Source: Brotherhood of Locomotive Engineers Monthly Journal
Source type: journal
Document type: editorial
Document title: “Anarchy”
Date of publication: November 1901
Volume number: 35
Issue number: 11
|“Anarchy.” Brotherhood of Locomotive Engineers Monthly Journal Nov. 1901 v35n11: pp. 689-90.|
|Johann Most (incarceration); anarchism (personal response); anarchism (laws against).|
|The “brush manufacturer named Kling” referred to below cannot be identified.|
Herr Most, the rabid anarchist who has been allowed
to voice his treason through his paper, which should have been suppressed long
ago, has been sent to prison for a year for his villainous utterances relative
to the murder of the President; and Die Freiheit, the German edition
of his paper issued at Stuttgart, Germany, has been suppressed, and the publisher,
a brush manufacturer named Kling, imprisoned.
The law of New York under which Most was imprisoned reads as follows:
A person who willfully and wrongfully commits any act which seriously injures the person or property of another, or which seriously disturbs or endangers the public peace or health, or which openly outrages public decency, for which no other punishment is expressly prescribed by this code, is guilty of a misdemeanor.
We heartily approve of the sentence of this rabid
un-American advocate of violence and treason towards a country under whose benign
influence he desires to live that he may speculate on the credulity of his dupes
whom he attempts to convert into criminals and incites them to criminal acts.
But the law of New York is entirely too ambiguous. There should be no question
as to its meaning nor its application. The person or persons guilty of vicious
treasonable utterances, and those who are responsible for the publication of
vicious treasonable doctrines tending toward treason and murder, should be named
as amenable to a special code.
Such a law as above quoted, under which Most was sent to prison, if the decision was left to the legal prejudice of some judges, such for instance as judges who have enjoined members of organized labor from paying dues or contributing to the support of men on a strike, would endanger the liberty of one who quit the service of another, because it might be said that it injured the property rights of another.
Members of organized labor generally abhor such doctrines as anarchy, and there is no factor in society that can do more in helping mould both public opinion and law to fit the emergency made necessary for the suppression of this treasonable lot. But we do not want revolution. We want to evolve something that will cure the disease complained of—a law that denies no reasonable liberty, yet protects the individual and the national and state laws, the creation of the voice of the majority.  Emigration restrictions and specific laws made to fit specific conditions are needed; and the interest of no class is more involved in the various proposed remedies than laboring men.

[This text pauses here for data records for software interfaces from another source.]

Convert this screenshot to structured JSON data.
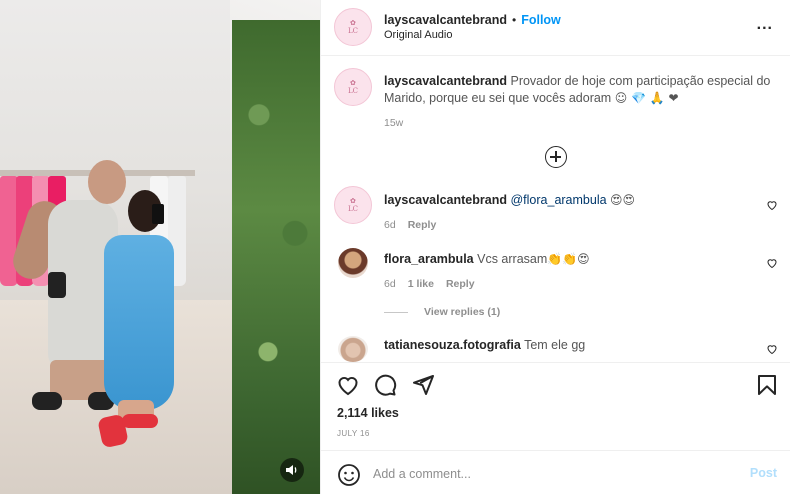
{
  "post": {
    "account": {
      "username": "layscavalcantebrand",
      "bullet": "•",
      "follow_label": "Follow",
      "audio": "Original Audio",
      "more_label": "..."
    },
    "caption": {
      "username": "layscavalcantebrand",
      "text": "Provador de hoje com participação especial do Marido, porque eu sei que vocês adoram",
      "emojis": "☺ 💎 🙏 ❤",
      "age": "15w"
    },
    "comments": [
      {
        "username": "layscavalcantebrand",
        "mention": "@flora_arambula",
        "emojis": "😍😍",
        "age": "6d",
        "likes": "",
        "reply_label": "Reply"
      },
      {
        "username": "flora_arambula",
        "text": "Vcs arrasam",
        "emojis": "👏👏😍",
        "age": "6d",
        "likes": "1 like",
        "reply_label": "Reply",
        "view_replies": "View replies (1)"
      },
      {
        "username": "tatianesouza.fotografia",
        "text": "Tem ele gg"
      }
    ],
    "likes_label": "2,114 likes",
    "date": "JULY 16",
    "comment_box": {
      "placeholder": "Add a comment...",
      "post_label": "Post"
    },
    "icons": {
      "like": "heart-icon",
      "comment": "comment-icon",
      "share": "share-icon",
      "save": "bookmark-icon",
      "emoji": "emoji-icon",
      "more": "more-icon",
      "sound": "speaker-icon",
      "load_more": "plus-circle-icon"
    },
    "colors": {
      "follow_blue": "#0095f6",
      "post_disabled": "#b2dffc",
      "text_primary": "#262626",
      "text_secondary": "#8e8e8e",
      "mention": "#00376b"
    }
  }
}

While they do not ask any special privileges, no law should be created that can be perverted and used at will against them, while it would be a dead letter applied to others who disturb property rights and the public equally as much.

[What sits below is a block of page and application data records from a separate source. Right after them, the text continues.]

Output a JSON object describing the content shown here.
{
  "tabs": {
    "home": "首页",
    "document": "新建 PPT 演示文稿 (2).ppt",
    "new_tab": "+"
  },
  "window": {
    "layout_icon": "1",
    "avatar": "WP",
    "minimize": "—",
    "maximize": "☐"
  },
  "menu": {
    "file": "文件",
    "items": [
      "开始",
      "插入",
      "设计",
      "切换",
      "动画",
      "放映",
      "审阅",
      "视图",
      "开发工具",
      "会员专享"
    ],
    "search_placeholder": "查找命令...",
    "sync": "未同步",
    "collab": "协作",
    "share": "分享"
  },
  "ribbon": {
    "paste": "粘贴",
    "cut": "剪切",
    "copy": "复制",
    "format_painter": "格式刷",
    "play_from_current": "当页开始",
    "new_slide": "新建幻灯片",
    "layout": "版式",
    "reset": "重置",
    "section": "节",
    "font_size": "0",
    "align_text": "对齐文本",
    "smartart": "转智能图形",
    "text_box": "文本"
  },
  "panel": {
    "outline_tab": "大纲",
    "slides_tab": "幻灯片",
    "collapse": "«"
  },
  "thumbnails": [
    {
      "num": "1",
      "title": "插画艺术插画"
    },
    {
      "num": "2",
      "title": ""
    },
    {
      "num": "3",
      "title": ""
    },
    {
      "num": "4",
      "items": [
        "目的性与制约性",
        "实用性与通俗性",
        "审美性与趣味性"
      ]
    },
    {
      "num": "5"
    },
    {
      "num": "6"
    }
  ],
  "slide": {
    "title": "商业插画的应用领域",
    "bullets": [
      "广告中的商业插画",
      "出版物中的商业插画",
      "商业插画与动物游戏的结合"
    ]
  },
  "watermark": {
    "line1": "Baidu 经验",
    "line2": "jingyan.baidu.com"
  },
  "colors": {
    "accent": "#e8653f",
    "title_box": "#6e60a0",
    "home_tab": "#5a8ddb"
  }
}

We want to impress upon the mind of all organized labor the necessity of taking part in both the upbuilding of moral obligations to right law and loyalty to government, and have no mean share in helping to mould the law for the suppression of evil, and anarchy in particular.